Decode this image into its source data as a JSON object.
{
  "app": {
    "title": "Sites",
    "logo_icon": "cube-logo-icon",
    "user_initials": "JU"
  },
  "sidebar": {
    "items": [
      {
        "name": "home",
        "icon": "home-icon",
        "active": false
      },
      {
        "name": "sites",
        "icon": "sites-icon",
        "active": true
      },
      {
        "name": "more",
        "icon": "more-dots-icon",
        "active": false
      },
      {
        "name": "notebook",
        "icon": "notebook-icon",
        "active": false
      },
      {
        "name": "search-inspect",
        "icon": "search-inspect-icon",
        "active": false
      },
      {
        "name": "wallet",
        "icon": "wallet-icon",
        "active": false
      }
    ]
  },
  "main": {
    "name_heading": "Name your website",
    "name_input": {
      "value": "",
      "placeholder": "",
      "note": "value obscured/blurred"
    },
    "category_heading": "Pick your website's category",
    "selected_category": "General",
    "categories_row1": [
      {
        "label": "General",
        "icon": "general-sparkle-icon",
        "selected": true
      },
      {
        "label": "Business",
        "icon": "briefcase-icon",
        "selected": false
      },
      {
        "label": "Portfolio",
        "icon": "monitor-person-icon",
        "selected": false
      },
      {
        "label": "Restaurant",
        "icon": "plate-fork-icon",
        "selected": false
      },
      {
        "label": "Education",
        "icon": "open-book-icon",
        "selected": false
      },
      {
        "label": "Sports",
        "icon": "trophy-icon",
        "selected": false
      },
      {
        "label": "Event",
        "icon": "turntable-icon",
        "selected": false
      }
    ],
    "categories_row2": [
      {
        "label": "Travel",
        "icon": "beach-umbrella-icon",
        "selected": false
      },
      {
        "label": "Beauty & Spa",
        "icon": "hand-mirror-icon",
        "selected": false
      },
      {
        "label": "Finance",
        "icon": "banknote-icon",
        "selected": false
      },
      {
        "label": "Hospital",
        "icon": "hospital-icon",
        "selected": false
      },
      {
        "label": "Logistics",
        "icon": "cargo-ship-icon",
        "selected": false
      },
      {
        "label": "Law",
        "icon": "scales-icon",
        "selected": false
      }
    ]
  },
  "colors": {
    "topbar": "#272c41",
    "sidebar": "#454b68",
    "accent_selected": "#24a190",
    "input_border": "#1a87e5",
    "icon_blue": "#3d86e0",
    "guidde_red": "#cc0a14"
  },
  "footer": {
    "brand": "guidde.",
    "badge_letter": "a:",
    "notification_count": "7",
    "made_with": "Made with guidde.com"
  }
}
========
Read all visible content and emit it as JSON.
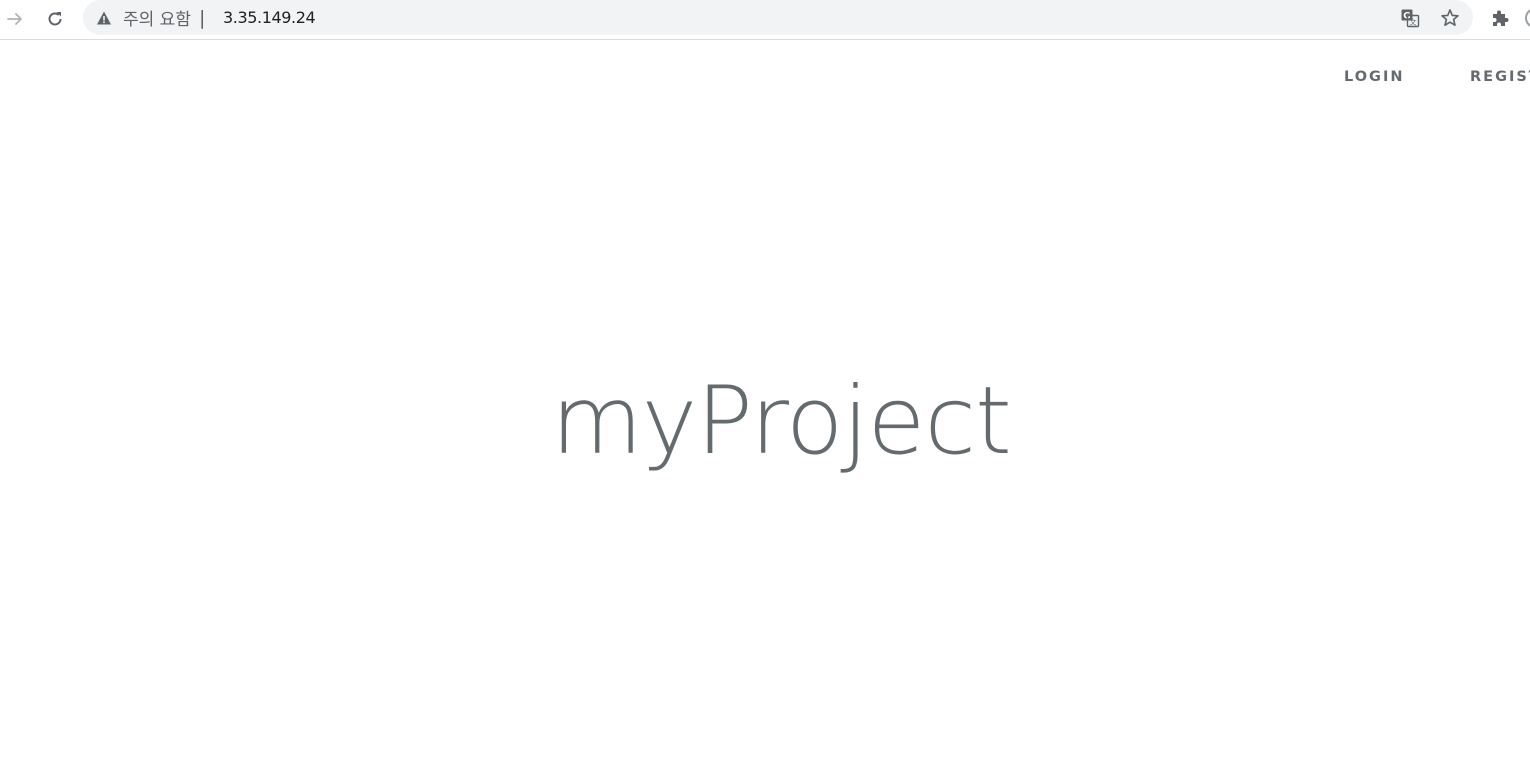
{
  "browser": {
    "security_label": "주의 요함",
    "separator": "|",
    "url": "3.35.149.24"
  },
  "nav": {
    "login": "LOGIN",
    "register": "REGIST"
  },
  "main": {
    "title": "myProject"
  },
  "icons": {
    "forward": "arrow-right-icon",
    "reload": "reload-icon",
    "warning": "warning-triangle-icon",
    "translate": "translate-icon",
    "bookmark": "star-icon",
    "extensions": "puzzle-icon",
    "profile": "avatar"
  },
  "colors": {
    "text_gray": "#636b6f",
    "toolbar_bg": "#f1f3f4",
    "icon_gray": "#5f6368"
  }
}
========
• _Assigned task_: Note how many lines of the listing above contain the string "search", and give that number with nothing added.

• _Answer below_: 2